Task details: Retype each record shown below, leaving every character as it is.

Information provided:
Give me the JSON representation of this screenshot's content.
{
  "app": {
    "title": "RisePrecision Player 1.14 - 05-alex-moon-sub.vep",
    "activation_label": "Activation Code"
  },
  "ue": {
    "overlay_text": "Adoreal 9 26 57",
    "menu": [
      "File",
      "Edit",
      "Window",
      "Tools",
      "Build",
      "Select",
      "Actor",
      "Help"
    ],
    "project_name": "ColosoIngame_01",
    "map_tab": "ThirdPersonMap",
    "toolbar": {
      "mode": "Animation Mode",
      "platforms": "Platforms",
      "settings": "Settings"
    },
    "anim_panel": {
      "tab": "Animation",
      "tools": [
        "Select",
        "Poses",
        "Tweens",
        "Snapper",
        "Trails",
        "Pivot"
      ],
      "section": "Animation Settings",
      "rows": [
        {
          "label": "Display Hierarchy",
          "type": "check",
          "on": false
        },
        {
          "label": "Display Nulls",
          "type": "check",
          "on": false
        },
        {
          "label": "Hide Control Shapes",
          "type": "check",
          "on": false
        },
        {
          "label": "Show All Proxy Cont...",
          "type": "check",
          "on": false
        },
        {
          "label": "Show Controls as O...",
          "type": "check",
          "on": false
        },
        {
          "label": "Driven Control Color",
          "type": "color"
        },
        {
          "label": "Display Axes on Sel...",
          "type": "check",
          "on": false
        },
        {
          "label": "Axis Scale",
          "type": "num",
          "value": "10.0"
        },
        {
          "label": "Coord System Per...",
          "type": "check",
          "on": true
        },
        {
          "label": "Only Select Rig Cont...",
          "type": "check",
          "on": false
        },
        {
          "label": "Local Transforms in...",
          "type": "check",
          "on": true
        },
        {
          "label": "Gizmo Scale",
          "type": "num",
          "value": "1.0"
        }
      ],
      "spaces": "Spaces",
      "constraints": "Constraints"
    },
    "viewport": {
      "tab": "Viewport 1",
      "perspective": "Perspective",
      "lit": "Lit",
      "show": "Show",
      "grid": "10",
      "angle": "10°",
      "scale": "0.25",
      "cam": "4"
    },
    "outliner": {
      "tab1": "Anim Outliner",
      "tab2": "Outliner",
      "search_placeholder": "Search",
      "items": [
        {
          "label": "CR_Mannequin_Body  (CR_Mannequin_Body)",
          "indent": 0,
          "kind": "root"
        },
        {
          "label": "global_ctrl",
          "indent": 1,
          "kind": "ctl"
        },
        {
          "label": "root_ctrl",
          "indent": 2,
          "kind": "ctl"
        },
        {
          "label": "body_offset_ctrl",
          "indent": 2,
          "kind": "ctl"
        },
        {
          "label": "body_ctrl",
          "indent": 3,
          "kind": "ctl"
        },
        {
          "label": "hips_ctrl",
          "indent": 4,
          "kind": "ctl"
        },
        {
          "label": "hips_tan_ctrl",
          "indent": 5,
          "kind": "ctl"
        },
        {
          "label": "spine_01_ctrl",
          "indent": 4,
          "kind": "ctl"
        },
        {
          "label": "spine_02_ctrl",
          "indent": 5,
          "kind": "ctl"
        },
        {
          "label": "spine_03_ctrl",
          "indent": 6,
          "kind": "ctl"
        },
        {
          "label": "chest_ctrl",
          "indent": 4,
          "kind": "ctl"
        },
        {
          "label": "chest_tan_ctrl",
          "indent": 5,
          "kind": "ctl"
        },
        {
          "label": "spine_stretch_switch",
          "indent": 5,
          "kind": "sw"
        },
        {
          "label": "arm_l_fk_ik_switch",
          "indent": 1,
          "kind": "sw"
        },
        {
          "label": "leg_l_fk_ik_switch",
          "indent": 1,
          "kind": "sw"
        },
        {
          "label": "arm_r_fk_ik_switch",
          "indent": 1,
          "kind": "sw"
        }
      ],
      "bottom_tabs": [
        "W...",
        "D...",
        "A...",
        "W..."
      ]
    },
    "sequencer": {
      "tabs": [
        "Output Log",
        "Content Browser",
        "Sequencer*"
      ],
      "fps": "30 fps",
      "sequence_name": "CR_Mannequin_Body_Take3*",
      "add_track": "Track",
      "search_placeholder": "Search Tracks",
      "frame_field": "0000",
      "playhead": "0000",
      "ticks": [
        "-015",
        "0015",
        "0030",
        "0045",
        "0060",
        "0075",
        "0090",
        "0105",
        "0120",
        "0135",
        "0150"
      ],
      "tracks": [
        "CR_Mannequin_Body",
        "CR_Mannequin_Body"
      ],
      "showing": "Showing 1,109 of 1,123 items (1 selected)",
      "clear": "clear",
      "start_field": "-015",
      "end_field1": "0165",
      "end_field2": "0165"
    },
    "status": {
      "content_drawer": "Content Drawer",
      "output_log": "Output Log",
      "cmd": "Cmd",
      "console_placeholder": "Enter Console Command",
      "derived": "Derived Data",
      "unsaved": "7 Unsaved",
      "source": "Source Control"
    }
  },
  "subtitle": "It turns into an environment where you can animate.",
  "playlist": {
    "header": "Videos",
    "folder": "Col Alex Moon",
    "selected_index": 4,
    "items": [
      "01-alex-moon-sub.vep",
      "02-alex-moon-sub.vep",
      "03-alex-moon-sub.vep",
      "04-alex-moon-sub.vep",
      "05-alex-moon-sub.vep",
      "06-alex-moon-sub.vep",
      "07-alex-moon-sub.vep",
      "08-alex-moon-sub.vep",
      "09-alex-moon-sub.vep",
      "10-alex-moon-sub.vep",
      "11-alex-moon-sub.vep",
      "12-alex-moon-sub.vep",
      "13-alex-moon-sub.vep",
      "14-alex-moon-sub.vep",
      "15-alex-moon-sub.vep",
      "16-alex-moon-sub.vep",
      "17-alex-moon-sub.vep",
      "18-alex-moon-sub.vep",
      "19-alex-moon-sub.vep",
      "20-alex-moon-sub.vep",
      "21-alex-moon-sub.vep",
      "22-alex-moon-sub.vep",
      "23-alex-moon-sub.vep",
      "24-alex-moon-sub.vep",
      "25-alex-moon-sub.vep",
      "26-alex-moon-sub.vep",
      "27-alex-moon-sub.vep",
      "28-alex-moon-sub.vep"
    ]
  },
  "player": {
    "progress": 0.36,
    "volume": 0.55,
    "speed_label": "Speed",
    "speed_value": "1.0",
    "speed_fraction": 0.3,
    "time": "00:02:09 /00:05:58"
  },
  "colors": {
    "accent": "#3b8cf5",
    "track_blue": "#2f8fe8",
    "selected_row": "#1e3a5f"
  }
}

Expected answer:
Give me the JSON representation of this screenshot's content.
{
  "app": {
    "title": "RisePrecision Player 1.14 - 05-alex-moon-sub.vep",
    "activation_label": "Activation Code"
  },
  "ue": {
    "overlay_text": "Adoreal 9 26 57",
    "menu": [
      "File",
      "Edit",
      "Window",
      "Tools",
      "Build",
      "Select",
      "Actor",
      "Help"
    ],
    "project_name": "ColosoIngame_01",
    "map_tab": "ThirdPersonMap",
    "toolbar": {
      "mode": "Animation Mode",
      "platforms": "Platforms",
      "settings": "Settings"
    },
    "anim_panel": {
      "tab": "Animation",
      "tools": [
        "Select",
        "Poses",
        "Tweens",
        "Snapper",
        "Trails",
        "Pivot"
      ],
      "section": "Animation Settings",
      "rows": [
        {
          "label": "Display Hierarchy",
          "type": "check",
          "on": false
        },
        {
          "label": "Display Nulls",
          "type": "check",
          "on": false
        },
        {
          "label": "Hide Control Shapes",
          "type": "check",
          "on": false
        },
        {
          "label": "Show All Proxy Cont...",
          "type": "check",
          "on": false
        },
        {
          "label": "Show Controls as O...",
          "type": "check",
          "on": false
        },
        {
          "label": "Driven Control Color",
          "type": "color"
        },
        {
          "label": "Display Axes on Sel...",
          "type": "check",
          "on": false
        },
        {
          "label": "Axis Scale",
          "type": "num",
          "value": "10.0"
        },
        {
          "label": "Coord System Per...",
          "type": "check",
          "on": true
        },
        {
          "label": "Only Select Rig Cont...",
          "type": "check",
          "on": false
        },
        {
          "label": "Local Transforms in...",
          "type": "check",
          "on": true
        },
        {
          "label": "Gizmo Scale",
          "type": "num",
          "value": "1.0"
        }
      ],
      "spaces": "Spaces",
      "constraints": "Constraints"
    },
    "viewport": {
      "tab": "Viewport 1",
      "perspective": "Perspective",
      "lit": "Lit",
      "show": "Show",
      "grid": "10",
      "angle": "10°",
      "scale": "0.25",
      "cam": "4"
    },
    "outliner": {
      "tab1": "Anim Outliner",
      "tab2": "Outliner",
      "search_placeholder": "Search",
      "items": [
        {
          "label": "CR_Mannequin_Body  (CR_Mannequin_Body)",
          "indent": 0,
          "kind": "root"
        },
        {
          "label": "global_ctrl",
          "indent": 1,
          "kind": "ctl"
        },
        {
          "label": "root_ctrl",
          "indent": 2,
          "kind": "ctl"
        },
        {
          "label": "body_offset_ctrl",
          "indent": 2,
          "kind": "ctl"
        },
        {
          "label": "body_ctrl",
          "indent": 3,
          "kind": "ctl"
        },
        {
          "label": "hips_ctrl",
          "indent": 4,
          "kind": "ctl"
        },
        {
          "label": "hips_tan_ctrl",
          "indent": 5,
          "kind": "ctl"
        },
        {
          "label": "spine_01_ctrl",
          "indent": 4,
          "kind": "ctl"
        },
        {
          "label": "spine_02_ctrl",
          "indent": 5,
          "kind": "ctl"
        },
        {
          "label": "spine_03_ctrl",
          "indent": 6,
          "kind": "ctl"
        },
        {
          "label": "chest_ctrl",
          "indent": 4,
          "kind": "ctl"
        },
        {
          "label": "chest_tan_ctrl",
          "indent": 5,
          "kind": "ctl"
        },
        {
          "label": "spine_stretch_switch",
          "indent": 5,
          "kind": "sw"
        },
        {
          "label": "arm_l_fk_ik_switch",
          "indent": 1,
          "kind": "sw"
        },
        {
          "label": "leg_l_fk_ik_switch",
          "indent": 1,
          "kind": "sw"
        },
        {
          "label": "arm_r_fk_ik_switch",
          "indent": 1,
          "kind": "sw"
        }
      ],
      "bottom_tabs": [
        "W...",
        "D...",
        "A...",
        "W..."
      ]
    },
    "sequencer": {
      "tabs": [
        "Output Log",
        "Content Browser",
        "Sequencer*"
      ],
      "fps": "30 fps",
      "sequence_name": "CR_Mannequin_Body_Take3*",
      "add_track": "Track",
      "search_placeholder": "Search Tracks",
      "frame_field": "0000",
      "playhead": "0000",
      "ticks": [
        "-015",
        "0015",
        "0030",
        "0045",
        "0060",
        "0075",
        "0090",
        "0105",
        "0120",
        "0135",
        "0150"
      ],
      "tracks": [
        "CR_Mannequin_Body",
        "CR_Mannequin_Body"
      ],
      "showing": "Showing 1,109 of 1,123 items (1 selected)",
      "clear": "clear",
      "start_field": "-015",
      "end_field1": "0165",
      "end_field2": "0165"
    },
    "status": {
      "content_drawer": "Content Drawer",
      "output_log": "Output Log",
      "cmd": "Cmd",
      "console_placeholder": "Enter Console Command",
      "derived": "Derived Data",
      "unsaved": "7 Unsaved",
      "source": "Source Control"
    }
  },
  "subtitle": "It turns into an environment where you can animate.",
  "playlist": {
    "header": "Videos",
    "folder": "Col Alex Moon",
    "selected_index": 4,
    "items": [
      "01-alex-moon-sub.vep",
      "02-alex-moon-sub.vep",
      "03-alex-moon-sub.vep",
      "04-alex-moon-sub.vep",
      "05-alex-moon-sub.vep",
      "06-alex-moon-sub.vep",
      "07-alex-moon-sub.vep",
      "08-alex-moon-sub.vep",
      "09-alex-moon-sub.vep",
      "10-alex-moon-sub.vep",
      "11-alex-moon-sub.vep",
      "12-alex-moon-sub.vep",
      "13-alex-moon-sub.vep",
      "14-alex-moon-sub.vep",
      "15-alex-moon-sub.vep",
      "16-alex-moon-sub.vep",
      "17-alex-moon-sub.vep",
      "18-alex-moon-sub.vep",
      "19-alex-moon-sub.vep",
      "20-alex-moon-sub.vep",
      "21-alex-moon-sub.vep",
      "22-alex-moon-sub.vep",
      "23-alex-moon-sub.vep",
      "24-alex-moon-sub.vep",
      "25-alex-moon-sub.vep",
      "26-alex-moon-sub.vep",
      "27-alex-moon-sub.vep",
      "28-alex-moon-sub.vep"
    ]
  },
  "player": {
    "progress": 0.36,
    "volume": 0.55,
    "speed_label": "Speed",
    "speed_value": "1.0",
    "speed_fraction": 0.3,
    "time": "00:02:09 /00:05:58"
  },
  "colors": {
    "accent": "#3b8cf5",
    "track_blue": "#2f8fe8",
    "selected_row": "#1e3a5f"
  }
}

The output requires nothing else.